Okay, this post is going to delve into topics that some people may consider a little “woo-woo,” but those people are probably exactly the people who need to listen to this most carefully and openly (ah, the irony).
On the recommendation of one of my mentors, I recently finished reading The Surrender Experiment: My Journey into Life’s Perfection by Michael Singer. First off… read it. It’s really amazing. Singer is a yogi, spiritual retreat center owner, construction company owner, and software company CEO who had a spiritual experience early on in his life that seemed tiny, but he continued to grasp at it for the rest of his life and it led into totally unexpected results.
Singer became fascinated with the idea of the Soul early on in life, when he found himself daydreaming and having an experience where he realized he was looking at his mind from outside it – sort of a “what would I be like if my experiences in life were separate from me?” thing. As I said, it was a tiny thing, but it captured his attention in a way that would guide the rest of his life. From that point, and a number of experiences that pointed out to him very clearly that the best things would come his way if he simply let them (again, read the book for more details on this), he made this pledge to himself and lived by it: Whenever opportunities came into his life that could change it significantly, he would surrender to them and throw himself into pursuing them to their fullest.
This led to a successful construction company, his own yoga and spiritual retreat center, a stint as an instructor at a Florida college, and finally getting involved in his own software company that eventually spawned the online medical juggernaut known as WebMD.
Yeah, that Michael Singer.
We’re not going to delve into anything quite so esoteric today, but the important thing is that we keep this in mind as we start a little journey of our own. I think we all know tons of people who do things that aren’t good for them, whether in regard to nutrition, exercise, and more.
I insisted for years that I didn’t need to get much regular sleep, for example. I never seemed to need much as a kid – in fact, I was regularly lying in bed for an hour or more each night trying to fall asleep, and it hardly seemed to affect me. But as I got older, I found myself tired a lot – nodding off in class in high school/college, getting more and more frequent headaches, until I decided to explore the reasons and found through self-experimentation that getting to bed at 10:00 PM was the best thing for me – headaches started to cease (and I tend to get them again when my sleep is interrupted too often). I read that somewhere, it clicked for me, and I tried it.

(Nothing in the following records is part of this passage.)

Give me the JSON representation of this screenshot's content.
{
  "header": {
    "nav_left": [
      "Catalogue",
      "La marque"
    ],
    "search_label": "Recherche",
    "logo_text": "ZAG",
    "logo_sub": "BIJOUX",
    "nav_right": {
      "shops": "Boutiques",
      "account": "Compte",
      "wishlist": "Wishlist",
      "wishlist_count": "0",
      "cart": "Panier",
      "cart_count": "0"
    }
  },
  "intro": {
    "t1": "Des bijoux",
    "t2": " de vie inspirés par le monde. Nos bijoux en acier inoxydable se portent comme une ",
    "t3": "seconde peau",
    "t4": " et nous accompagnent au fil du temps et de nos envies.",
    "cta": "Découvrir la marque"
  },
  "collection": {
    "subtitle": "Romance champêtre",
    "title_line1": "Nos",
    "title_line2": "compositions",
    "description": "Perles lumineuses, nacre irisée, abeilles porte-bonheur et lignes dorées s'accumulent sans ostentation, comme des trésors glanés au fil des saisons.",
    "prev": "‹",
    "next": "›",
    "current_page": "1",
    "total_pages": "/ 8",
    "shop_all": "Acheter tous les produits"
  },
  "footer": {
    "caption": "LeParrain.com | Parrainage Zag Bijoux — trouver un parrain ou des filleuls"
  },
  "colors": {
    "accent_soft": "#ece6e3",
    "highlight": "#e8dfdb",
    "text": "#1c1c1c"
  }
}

Granted, as something of a geek, staying up late was almost expected. Games and internet chats, going out and partying with friends, and more were part of my life. But once I surrendered to the idea that I needed that kind of sleep, all was well and I had my headaches and many other issues under control.
There are all sorts of ways that this can happen. As I talked about on Periscope a week and a half ago (click on that movie below or here to get all my recorded Periscopes), one thing that many people struggle with in their health journeys is a tendency to decide that they “believe” something is good for them, when all indicators would tend to point at quite the opposite. Many people jump onto a diet plan because they believe it’s going to help them – perhaps because of the people who recommend it to them, or the people they’re trying to emulate in their health journey, or what have you.
But there’s no secret to the fact that some people do better on a diet than others. Ben Greenfield talked about this in a recent Obstacle Dominator Podcast where he discussed the genetic markers that indicated just how well a vegetarian diet works for people, based on the ways that their body can synthesize certain nutrients out of the raw materials of that diet. Some people can handle it, some can’t. Other people may go after a Paleo Diet because of what they believe – perhaps people at their Crossfit box recommended it to them and they want it to work to keep up with the close communities that are spawned there. But… it may not be working for them. People are different all over the place and in many ways.
Or they may think that running, or Crossfit, is a great workout routine for them, when all it does is get them injured and something like yoga or swimming or whatever is a better choice for them. Again, based on what they’ve started and want to be seen finishing, or at least being a fan of, because of their circle.
The surrender comes into play when people stop worrying about what they WANT in such places and go after what they NEED 100%. Setting aside thoughts of “well, I’ll try it, but it’s not going to work” is tough, no doubt. Belief is a tough thing. But setting aside beliefs that don’t serve you and embracing ideas that do is what success is all about to a great extent.
So again – read The Surrender Experiment. You’ll get a lot out of it, even if you don’t buy in 100%, I think. And if it affects you the same way it affected me, you may be in a place where some more introspection (and more importantly acting on that introspection) can benefit you.